> **Exercise aim**:
Using the entries that follow, state how many lines contain the word "JSON". The response is that number and nothing more.

> **Material shown**:
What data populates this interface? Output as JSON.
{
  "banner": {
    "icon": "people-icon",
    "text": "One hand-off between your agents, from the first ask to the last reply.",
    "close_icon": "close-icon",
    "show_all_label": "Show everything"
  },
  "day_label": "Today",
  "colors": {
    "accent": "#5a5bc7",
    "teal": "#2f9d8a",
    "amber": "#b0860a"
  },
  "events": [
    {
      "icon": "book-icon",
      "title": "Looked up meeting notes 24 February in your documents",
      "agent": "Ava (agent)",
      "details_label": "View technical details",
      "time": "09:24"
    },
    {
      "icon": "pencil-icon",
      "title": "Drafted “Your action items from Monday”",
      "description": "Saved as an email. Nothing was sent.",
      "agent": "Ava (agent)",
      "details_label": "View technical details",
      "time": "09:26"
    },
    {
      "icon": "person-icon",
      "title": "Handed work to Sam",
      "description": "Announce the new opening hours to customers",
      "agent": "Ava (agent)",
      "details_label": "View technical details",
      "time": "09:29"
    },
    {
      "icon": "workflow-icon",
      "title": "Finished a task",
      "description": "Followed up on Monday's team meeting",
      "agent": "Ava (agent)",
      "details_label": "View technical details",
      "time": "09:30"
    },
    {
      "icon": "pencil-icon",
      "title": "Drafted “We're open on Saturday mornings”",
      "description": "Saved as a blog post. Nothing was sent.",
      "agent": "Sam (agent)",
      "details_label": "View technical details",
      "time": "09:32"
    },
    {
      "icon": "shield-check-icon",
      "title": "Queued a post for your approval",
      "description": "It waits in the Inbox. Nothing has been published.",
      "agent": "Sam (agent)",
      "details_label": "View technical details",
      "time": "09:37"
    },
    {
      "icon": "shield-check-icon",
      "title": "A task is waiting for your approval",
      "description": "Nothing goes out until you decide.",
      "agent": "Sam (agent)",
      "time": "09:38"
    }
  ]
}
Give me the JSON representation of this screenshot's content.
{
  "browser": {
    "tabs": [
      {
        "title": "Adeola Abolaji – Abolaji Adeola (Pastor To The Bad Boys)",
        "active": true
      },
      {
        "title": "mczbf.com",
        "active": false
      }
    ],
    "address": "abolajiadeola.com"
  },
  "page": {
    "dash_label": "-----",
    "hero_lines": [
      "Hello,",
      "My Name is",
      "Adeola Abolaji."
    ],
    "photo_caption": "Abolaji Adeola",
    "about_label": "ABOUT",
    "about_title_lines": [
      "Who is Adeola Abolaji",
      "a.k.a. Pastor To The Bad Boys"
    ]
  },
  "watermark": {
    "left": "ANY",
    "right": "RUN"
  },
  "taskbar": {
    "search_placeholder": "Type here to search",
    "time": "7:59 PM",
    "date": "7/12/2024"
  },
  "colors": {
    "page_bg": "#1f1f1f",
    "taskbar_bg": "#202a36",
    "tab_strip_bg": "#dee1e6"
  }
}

> **Result for this task**:
2